Posts Categorized: ContinuousDelivery
“We got lucky”—it’s one of those phrases I listen out for during post incident or near-miss reviews. It’s an invitation to dig deeper; to understand what led to our luck. Was it pure happenstance? …or have we been doing things that increased or decreased our luck? There’s a saying of apparently disputed origin: “Luck is… Read more »
Here’s some important feedback loops for a team, with feasible delays. I’d consider these delays tolerable by a team doing their best work (in contexts I’ve worked in). Some teams can do better, lots do worse.
When I ask ask people about their approach to continuous integration, I often hear a response like “yes of course, we have CI, we use…”. When I ask people about doing continuous integration I often hear “that wouldn’t work for us…” It seems the practice of continuous integration is still quite extreme. It’s hard, takes… Read more »

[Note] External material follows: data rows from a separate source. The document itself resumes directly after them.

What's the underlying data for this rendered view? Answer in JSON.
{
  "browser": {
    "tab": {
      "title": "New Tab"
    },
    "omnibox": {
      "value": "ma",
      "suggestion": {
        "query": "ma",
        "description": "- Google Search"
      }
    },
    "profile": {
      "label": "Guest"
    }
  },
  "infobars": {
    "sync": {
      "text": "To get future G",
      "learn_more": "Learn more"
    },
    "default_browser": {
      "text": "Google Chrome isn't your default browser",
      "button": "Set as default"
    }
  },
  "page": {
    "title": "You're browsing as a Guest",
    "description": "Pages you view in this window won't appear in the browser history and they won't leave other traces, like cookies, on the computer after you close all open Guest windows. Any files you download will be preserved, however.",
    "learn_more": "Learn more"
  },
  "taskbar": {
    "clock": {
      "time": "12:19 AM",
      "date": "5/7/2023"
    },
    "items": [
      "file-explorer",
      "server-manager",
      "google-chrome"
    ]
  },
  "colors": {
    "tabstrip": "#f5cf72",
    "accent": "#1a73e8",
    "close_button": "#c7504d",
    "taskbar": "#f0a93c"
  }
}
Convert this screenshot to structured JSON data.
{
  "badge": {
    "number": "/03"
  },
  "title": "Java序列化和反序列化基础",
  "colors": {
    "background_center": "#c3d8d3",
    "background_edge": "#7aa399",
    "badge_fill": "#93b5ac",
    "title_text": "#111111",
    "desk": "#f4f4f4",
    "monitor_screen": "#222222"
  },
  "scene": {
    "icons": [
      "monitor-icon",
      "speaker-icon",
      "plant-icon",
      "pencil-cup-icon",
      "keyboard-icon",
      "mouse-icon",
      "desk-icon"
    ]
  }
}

Pain is something we generally try to avoid; pain is unpleasant, but it also serves an important purpose. Acute pain can be feedback that we need to avoid doing something harmful to our body, or protect something while it heals. Pain helps us remember the cause of injuries and adapt our behaviour to avoid a… Read more »
This week will be my last at Unruly; I’ll be moving on just shy of nine years from when I joined a very different company at the start of an enthralling journey. Unruly’s grown from around a dozen people when I joined to hundreds, with the tech team growing proportionally. Team growth driven by needs… Read more »
There was a recent discussion on the Extreme Programming mailing list kicked off by Ron Jeffries saying he wants his XP back. The implication being that Extreme Programming is no longer practised, and that most “Agile” organisations are actually practising Flaccid Scrum – some agile process but little of the technical practices from Extreme Programming…. Read more »
One of the more interesting questions that came up at Pipeline Conference was: “How can we mitigate the risk of releasing a change that damages our data?” When we have a database holding data that may be updated and deleted, as well as inserted/queried, then there’s a risk of releasing a change that causes the… Read more »
Alex and I recently gave a talk at Pipeline Conference about our approach of testing in production. With our limited time we focused on things we check in production. Running our acceptance/integration tests, performance tests, and data fuzzing against our production systems. We also prefer doing user acceptance testing and exploratory testing in production. In… Read more »
I have become increasingly convinced that there is little difference between monitoring and testing. Often we can run our automated tests against a production system with only a little effort. We are used to listening to our automated tests for feedback about our software in the form of test-smells. If our tests are complicated, it’s… Read more »